[What to do]: Could you repeat every entry below word for word, leaving out the pictures?

[Exercise inputs]:
-=-=-
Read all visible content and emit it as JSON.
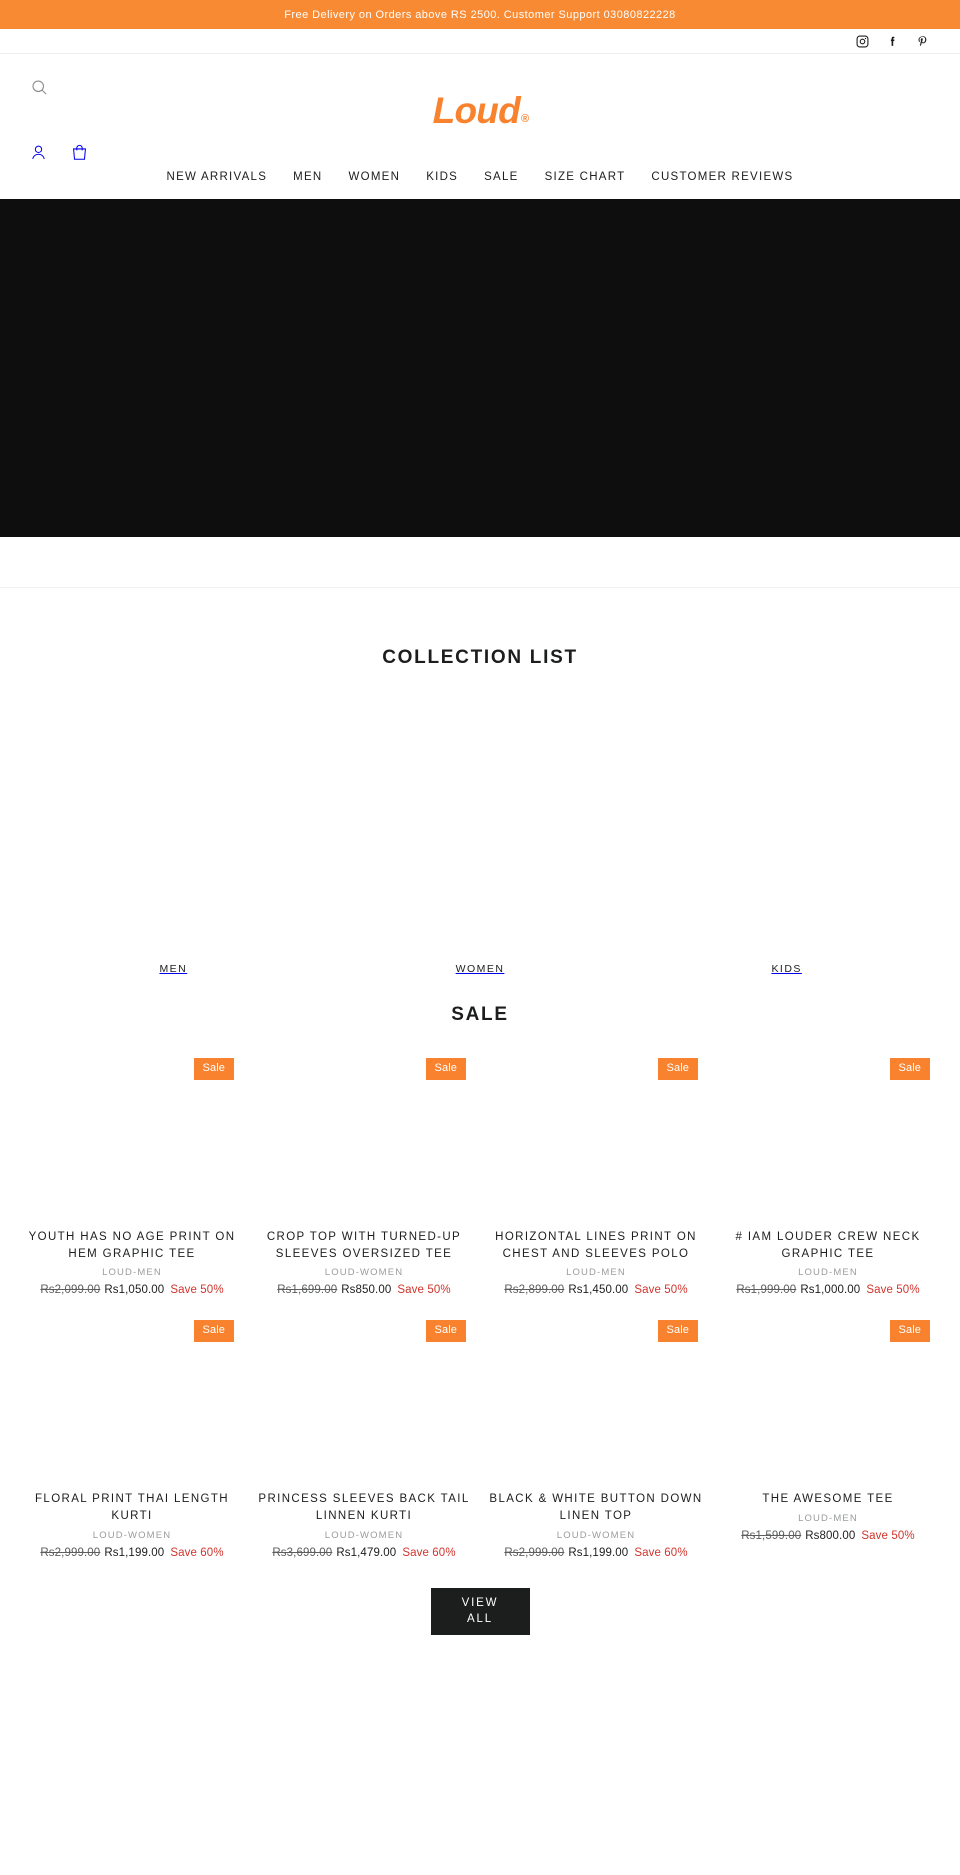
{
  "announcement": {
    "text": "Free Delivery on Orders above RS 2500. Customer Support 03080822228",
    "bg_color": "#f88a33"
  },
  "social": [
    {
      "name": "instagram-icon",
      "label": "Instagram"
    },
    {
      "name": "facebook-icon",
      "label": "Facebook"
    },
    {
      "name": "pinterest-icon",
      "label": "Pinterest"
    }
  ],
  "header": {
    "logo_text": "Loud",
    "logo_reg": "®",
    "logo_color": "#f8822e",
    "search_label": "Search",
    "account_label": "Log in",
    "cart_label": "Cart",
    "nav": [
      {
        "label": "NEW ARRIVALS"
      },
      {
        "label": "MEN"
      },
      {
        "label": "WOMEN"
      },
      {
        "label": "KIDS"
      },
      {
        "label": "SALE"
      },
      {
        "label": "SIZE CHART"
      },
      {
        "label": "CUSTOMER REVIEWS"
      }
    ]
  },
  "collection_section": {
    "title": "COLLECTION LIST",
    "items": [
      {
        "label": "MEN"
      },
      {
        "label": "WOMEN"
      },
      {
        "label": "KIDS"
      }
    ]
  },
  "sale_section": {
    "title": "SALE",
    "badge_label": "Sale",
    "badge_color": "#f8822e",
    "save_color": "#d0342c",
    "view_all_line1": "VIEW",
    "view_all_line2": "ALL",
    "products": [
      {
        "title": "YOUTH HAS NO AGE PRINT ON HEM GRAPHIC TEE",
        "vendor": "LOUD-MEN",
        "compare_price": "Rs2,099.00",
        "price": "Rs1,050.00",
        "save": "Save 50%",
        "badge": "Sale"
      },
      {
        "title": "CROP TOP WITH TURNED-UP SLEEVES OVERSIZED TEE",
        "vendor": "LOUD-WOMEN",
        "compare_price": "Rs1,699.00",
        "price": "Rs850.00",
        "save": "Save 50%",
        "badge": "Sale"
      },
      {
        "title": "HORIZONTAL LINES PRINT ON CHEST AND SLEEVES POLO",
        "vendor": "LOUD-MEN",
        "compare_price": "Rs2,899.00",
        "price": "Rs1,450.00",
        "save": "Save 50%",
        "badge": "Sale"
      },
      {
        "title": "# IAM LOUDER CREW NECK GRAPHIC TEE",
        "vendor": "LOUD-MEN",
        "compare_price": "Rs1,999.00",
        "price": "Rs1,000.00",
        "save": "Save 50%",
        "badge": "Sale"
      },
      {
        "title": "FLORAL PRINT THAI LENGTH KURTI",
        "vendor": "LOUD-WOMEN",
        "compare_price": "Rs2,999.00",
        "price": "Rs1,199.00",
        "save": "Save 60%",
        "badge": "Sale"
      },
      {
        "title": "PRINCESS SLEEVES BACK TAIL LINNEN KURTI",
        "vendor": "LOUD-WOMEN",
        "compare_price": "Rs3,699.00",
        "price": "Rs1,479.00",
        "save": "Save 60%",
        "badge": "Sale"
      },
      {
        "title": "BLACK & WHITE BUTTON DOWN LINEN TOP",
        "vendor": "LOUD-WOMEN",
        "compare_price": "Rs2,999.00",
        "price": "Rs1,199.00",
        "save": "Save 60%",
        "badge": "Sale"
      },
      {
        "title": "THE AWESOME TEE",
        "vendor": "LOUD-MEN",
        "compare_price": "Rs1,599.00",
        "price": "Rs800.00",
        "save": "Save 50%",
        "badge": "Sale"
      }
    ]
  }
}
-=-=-
[Result of this task]:
Read all visible content and emit it as JSON.
{
  "announcement": {
    "text": "Free Delivery on Orders above RS 2500. Customer Support 03080822228",
    "bg_color": "#f88a33"
  },
  "social": [
    {
      "name": "instagram-icon",
      "label": "Instagram"
    },
    {
      "name": "facebook-icon",
      "label": "Facebook"
    },
    {
      "name": "pinterest-icon",
      "label": "Pinterest"
    }
  ],
  "header": {
    "logo_text": "Loud",
    "logo_reg": "®",
    "logo_color": "#f8822e",
    "search_label": "Search",
    "account_label": "Log in",
    "cart_label": "Cart",
    "nav": [
      {
        "label": "NEW ARRIVALS"
      },
      {
        "label": "MEN"
      },
      {
        "label": "WOMEN"
      },
      {
        "label": "KIDS"
      },
      {
        "label": "SALE"
      },
      {
        "label": "SIZE CHART"
      },
      {
        "label": "CUSTOMER REVIEWS"
      }
    ]
  },
  "collection_section": {
    "title": "COLLECTION LIST",
    "items": [
      {
        "label": "MEN"
      },
      {
        "label": "WOMEN"
      },
      {
        "label": "KIDS"
      }
    ]
  },
  "sale_section": {
    "title": "SALE",
    "badge_label": "Sale",
    "badge_color": "#f8822e",
    "save_color": "#d0342c",
    "view_all_line1": "VIEW",
    "view_all_line2": "ALL",
    "products": [
      {
        "title": "YOUTH HAS NO AGE PRINT ON HEM GRAPHIC TEE",
        "vendor": "LOUD-MEN",
        "compare_price": "Rs2,099.00",
        "price": "Rs1,050.00",
        "save": "Save 50%",
        "badge": "Sale"
      },
      {
        "title": "CROP TOP WITH TURNED-UP SLEEVES OVERSIZED TEE",
        "vendor": "LOUD-WOMEN",
        "compare_price": "Rs1,699.00",
        "price": "Rs850.00",
        "save": "Save 50%",
        "badge": "Sale"
      },
      {
        "title": "HORIZONTAL LINES PRINT ON CHEST AND SLEEVES POLO",
        "vendor": "LOUD-MEN",
        "compare_price": "Rs2,899.00",
        "price": "Rs1,450.00",
        "save": "Save 50%",
        "badge": "Sale"
      },
      {
        "title": "# IAM LOUDER CREW NECK GRAPHIC TEE",
        "vendor": "LOUD-MEN",
        "compare_price": "Rs1,999.00",
        "price": "Rs1,000.00",
        "save": "Save 50%",
        "badge": "Sale"
      },
      {
        "title": "FLORAL PRINT THAI LENGTH KURTI",
        "vendor": "LOUD-WOMEN",
        "compare_price": "Rs2,999.00",
        "price": "Rs1,199.00",
        "save": "Save 60%",
        "badge": "Sale"
      },
      {
        "title": "PRINCESS SLEEVES BACK TAIL LINNEN KURTI",
        "vendor": "LOUD-WOMEN",
        "compare_price": "Rs3,699.00",
        "price": "Rs1,479.00",
        "save": "Save 60%",
        "badge": "Sale"
      },
      {
        "title": "BLACK & WHITE BUTTON DOWN LINEN TOP",
        "vendor": "LOUD-WOMEN",
        "compare_price": "Rs2,999.00",
        "price": "Rs1,199.00",
        "save": "Save 60%",
        "badge": "Sale"
      },
      {
        "title": "THE AWESOME TEE",
        "vendor": "LOUD-MEN",
        "compare_price": "Rs1,599.00",
        "price": "Rs800.00",
        "save": "Save 50%",
        "badge": "Sale"
      }
    ]
  }
}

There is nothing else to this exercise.